There was quite a flurry of activity in this area a couple of years back, but most recent activity in this field within JISC (and CETIS) has been in the "ELF".
Its very difficult to get a proper handle on frameworks; they often come across as being a very top-down design method for building large scale distributed systems, which is fine as this is what they usually are.
ELF is a little unusual in that its trying to support work on the small scale involving web services (not just Web Services!), and provide a focus for assembling the lessons of ground-up experimentation, but old habits die hard, and the work-in-progress ELF website's current incarnation does look an awful lot like another giant system architecture on initial glance, especially as very few outputs from JISC's projects have been linked in yet.
I think the ELF should be less about 'architecture' per se than about creating a community that communicates design concepts; a place where we can share ideas about how capabilites can be realized - an opportunity to converge naturally on common approaches and patterns of solutions. This is much more difficult than a few people making top-down design decisions, and this is going to require a lot more effort, especially as government agencies are involved.
I'm also not very impressed with the "forums" on the site, which don't seem quite right, and there are no RSS feeds for each area. Still, early days yet.
The idea is that anyone wanting to construct some sort of e-learning application can visit the framework site, select the sorts of services their application will want to use or provide, and find out what specifications are useful, what code libraries there are to support implementation, and who's done work in that area already.

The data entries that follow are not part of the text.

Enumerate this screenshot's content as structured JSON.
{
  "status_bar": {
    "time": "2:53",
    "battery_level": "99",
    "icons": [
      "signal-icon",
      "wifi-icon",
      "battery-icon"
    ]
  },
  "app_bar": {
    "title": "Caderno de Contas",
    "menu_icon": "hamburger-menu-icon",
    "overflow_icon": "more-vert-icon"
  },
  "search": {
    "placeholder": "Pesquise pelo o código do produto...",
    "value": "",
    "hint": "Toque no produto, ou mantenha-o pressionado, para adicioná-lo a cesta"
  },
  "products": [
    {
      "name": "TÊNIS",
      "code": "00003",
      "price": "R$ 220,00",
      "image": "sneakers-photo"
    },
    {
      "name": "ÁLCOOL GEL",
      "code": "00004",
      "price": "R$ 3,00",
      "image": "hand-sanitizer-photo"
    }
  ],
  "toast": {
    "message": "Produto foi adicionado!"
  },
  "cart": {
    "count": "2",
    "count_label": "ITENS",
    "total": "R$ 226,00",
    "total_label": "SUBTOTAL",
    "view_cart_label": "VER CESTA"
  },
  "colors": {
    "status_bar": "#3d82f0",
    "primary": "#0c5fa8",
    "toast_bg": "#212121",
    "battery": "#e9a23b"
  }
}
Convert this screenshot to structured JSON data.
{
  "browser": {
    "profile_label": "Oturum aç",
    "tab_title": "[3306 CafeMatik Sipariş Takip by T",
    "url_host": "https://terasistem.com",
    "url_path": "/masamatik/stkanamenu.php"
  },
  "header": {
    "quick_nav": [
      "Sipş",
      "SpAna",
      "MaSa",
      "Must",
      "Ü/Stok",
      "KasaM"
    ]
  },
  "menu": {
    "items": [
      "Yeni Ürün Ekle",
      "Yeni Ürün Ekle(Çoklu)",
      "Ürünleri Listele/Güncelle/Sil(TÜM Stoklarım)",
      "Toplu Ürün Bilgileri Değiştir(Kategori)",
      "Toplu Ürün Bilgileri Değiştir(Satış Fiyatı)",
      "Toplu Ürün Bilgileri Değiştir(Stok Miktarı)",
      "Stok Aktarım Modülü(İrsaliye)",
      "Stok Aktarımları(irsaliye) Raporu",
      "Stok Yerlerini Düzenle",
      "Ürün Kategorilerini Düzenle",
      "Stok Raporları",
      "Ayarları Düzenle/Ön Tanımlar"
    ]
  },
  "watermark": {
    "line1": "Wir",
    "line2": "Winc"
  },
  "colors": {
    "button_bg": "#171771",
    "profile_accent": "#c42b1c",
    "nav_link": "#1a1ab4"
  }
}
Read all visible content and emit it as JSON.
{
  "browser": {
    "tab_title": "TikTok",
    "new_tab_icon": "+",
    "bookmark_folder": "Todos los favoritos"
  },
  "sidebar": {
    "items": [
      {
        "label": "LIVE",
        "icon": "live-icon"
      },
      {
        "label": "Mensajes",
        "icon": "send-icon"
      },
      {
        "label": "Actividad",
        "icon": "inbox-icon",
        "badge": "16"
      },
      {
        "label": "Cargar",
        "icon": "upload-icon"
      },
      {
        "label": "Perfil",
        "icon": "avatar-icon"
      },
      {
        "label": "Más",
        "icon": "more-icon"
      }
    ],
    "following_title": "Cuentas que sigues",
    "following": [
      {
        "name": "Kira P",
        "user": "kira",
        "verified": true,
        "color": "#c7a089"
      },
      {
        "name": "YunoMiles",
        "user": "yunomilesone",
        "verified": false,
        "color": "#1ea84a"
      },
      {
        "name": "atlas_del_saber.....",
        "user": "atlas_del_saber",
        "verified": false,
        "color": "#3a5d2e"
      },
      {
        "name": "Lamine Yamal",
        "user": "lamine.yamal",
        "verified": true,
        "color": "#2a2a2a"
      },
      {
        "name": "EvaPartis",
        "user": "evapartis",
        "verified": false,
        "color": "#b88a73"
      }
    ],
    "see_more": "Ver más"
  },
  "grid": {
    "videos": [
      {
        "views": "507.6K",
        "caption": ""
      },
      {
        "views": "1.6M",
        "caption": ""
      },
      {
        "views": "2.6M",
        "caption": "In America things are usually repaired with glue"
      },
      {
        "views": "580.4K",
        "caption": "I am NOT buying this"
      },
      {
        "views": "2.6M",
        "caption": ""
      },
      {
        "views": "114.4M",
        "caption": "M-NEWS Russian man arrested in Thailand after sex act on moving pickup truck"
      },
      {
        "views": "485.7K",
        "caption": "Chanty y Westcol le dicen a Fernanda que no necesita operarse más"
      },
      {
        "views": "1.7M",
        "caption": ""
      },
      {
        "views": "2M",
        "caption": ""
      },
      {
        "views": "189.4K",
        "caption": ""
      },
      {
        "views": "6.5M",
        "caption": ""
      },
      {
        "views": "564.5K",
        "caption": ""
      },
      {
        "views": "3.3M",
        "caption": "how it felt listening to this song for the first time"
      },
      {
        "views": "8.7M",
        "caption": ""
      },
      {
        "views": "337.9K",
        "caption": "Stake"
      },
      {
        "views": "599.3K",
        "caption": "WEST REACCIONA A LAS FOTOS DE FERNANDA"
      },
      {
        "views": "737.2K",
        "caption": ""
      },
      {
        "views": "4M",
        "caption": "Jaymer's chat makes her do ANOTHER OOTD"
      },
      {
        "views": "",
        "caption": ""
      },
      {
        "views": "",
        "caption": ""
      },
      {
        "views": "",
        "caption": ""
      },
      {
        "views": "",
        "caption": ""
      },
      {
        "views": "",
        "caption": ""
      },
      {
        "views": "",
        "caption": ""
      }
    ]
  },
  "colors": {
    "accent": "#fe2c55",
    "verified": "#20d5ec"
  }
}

Its a bit threadbare at the moment though, content-wise.
There are going to be more discussions between the sponsoring partners in Australia next month; hopefully when the governance model is sorted out and the creative commons licensing agreed, then some of the issues around participation and community can start to be addressed.
In the meantime, if you come across the ELF and have any suggestions for how you think it should work, let me know.